**Exercise description:** Pull every line of the entries that has the word "this".

Website and app data records:
────────

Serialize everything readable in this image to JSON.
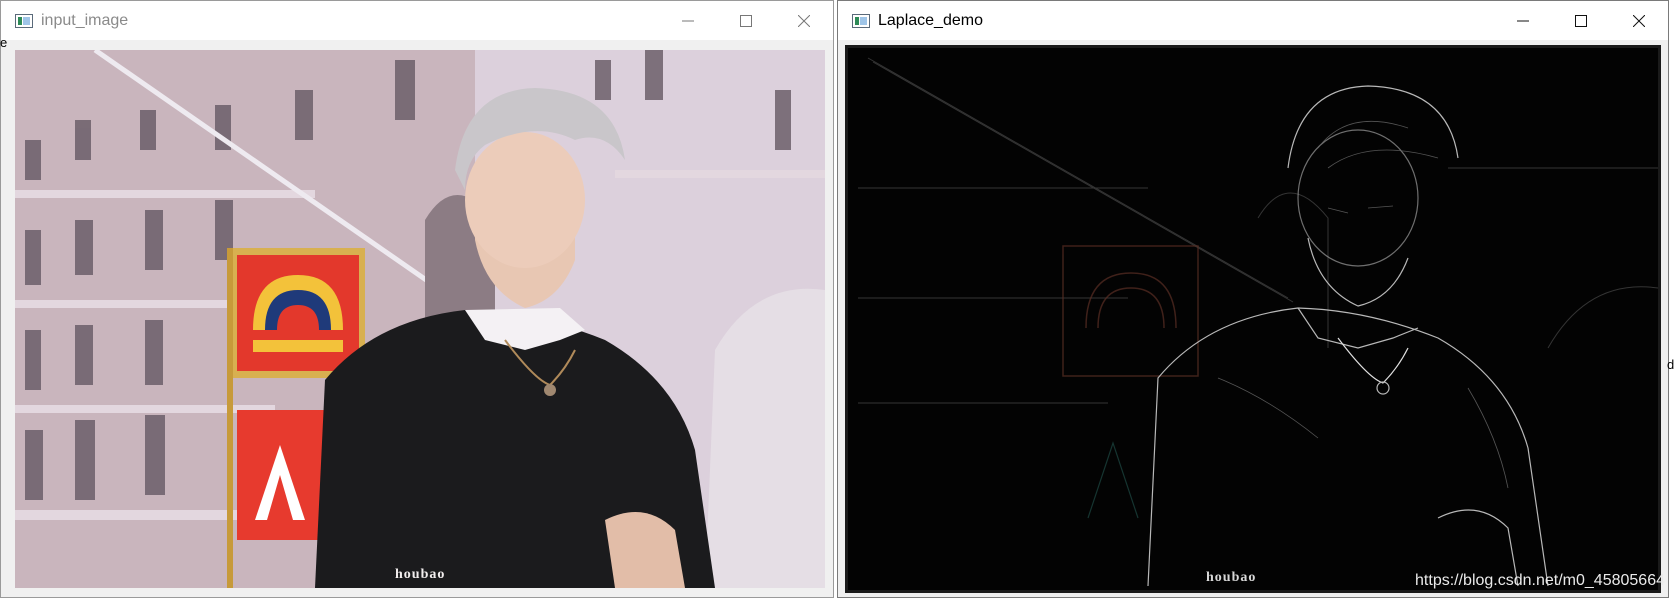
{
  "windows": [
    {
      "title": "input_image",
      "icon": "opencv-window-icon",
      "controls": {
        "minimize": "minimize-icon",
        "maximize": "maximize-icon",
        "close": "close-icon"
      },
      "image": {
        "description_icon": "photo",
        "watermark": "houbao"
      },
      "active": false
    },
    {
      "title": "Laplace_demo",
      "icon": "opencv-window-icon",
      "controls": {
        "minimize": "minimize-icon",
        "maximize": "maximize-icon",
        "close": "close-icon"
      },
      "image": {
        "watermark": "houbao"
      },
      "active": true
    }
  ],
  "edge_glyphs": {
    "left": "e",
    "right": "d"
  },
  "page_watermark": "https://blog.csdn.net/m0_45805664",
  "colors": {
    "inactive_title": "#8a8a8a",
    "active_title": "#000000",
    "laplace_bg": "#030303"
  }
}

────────

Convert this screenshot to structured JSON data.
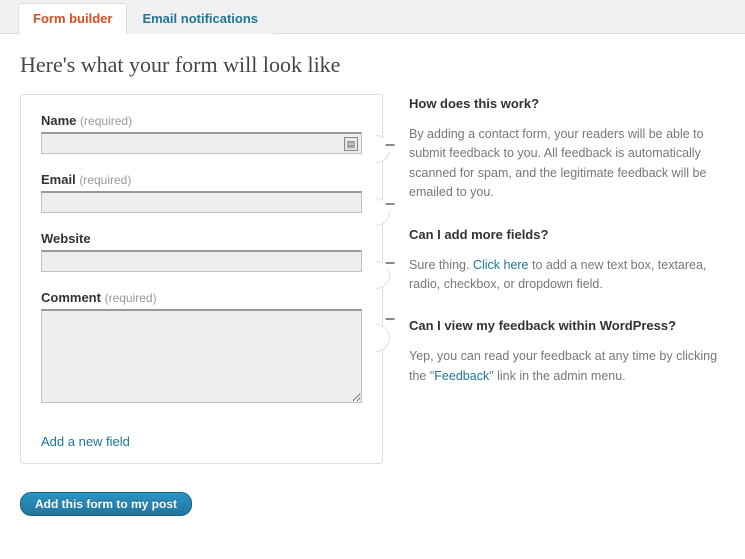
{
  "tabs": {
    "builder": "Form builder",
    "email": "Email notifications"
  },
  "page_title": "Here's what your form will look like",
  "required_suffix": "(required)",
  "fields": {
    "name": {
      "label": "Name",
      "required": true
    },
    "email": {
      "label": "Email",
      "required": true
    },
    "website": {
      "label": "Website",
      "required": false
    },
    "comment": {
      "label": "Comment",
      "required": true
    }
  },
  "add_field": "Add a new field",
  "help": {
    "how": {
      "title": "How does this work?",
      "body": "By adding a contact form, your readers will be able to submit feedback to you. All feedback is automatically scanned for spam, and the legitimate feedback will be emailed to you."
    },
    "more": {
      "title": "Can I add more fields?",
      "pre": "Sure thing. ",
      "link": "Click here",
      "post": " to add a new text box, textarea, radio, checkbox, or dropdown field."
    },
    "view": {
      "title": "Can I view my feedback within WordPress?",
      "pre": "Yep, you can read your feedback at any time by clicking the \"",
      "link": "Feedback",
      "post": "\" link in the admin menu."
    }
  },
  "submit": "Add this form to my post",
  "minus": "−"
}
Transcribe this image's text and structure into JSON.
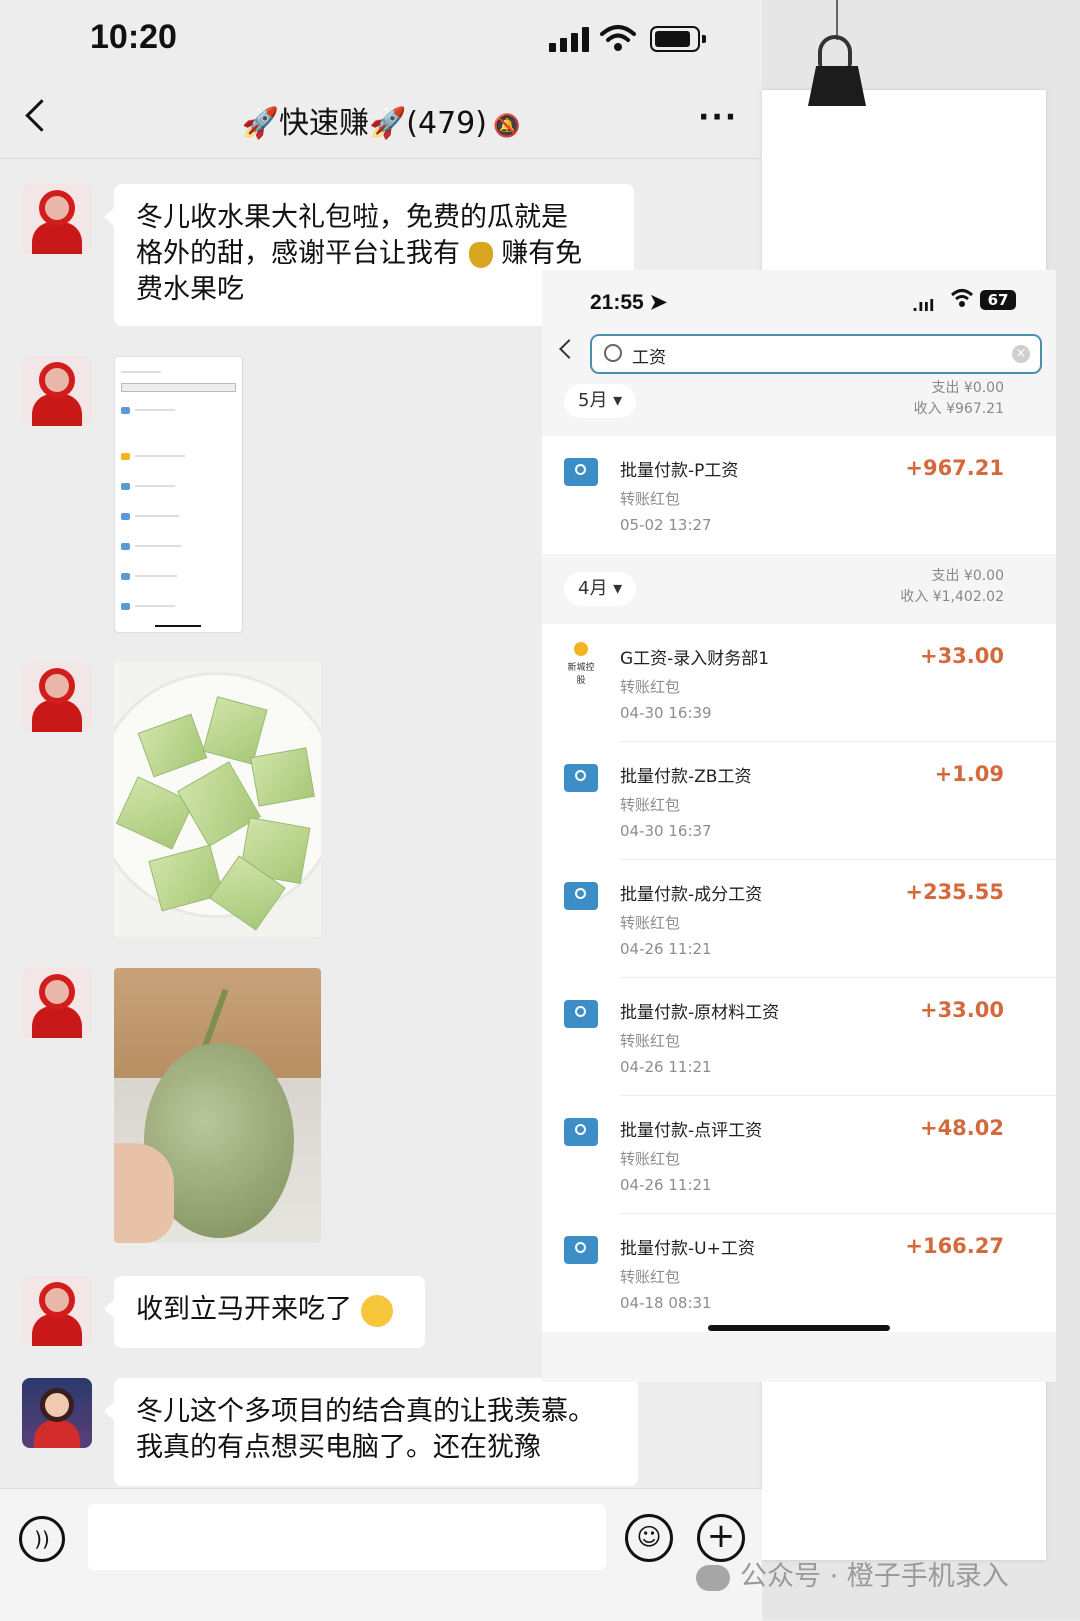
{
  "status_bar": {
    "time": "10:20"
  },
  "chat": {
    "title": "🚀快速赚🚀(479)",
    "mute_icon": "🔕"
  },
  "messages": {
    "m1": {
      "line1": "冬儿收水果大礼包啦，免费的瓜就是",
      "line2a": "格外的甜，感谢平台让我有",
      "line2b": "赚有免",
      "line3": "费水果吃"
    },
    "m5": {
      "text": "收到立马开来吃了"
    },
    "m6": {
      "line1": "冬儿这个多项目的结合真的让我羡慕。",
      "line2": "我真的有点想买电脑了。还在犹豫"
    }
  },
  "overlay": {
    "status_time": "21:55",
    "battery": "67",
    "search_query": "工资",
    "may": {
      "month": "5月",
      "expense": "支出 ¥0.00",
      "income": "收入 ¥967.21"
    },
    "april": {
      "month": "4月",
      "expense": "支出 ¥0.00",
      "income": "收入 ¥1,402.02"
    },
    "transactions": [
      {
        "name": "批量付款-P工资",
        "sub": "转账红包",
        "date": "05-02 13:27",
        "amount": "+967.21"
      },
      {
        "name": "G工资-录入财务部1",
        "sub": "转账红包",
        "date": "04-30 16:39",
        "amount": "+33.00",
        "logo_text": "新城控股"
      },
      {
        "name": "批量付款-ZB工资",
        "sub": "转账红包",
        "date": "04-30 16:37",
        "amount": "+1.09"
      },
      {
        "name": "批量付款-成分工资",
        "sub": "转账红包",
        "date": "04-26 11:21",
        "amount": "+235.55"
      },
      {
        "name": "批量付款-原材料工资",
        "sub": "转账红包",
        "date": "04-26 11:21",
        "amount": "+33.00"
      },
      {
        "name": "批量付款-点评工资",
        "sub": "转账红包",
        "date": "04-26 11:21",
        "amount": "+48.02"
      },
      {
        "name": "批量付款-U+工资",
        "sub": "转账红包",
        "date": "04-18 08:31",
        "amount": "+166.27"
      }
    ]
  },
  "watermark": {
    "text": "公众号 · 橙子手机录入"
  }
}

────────

**The completed task:**
Serialize everything readable in this image to JSON.
Convert this screenshot to structured JSON data.
      "title": "How does this work?",
  "submit": "Add this form to my post",
Transcribe this image's text and structure into JSON.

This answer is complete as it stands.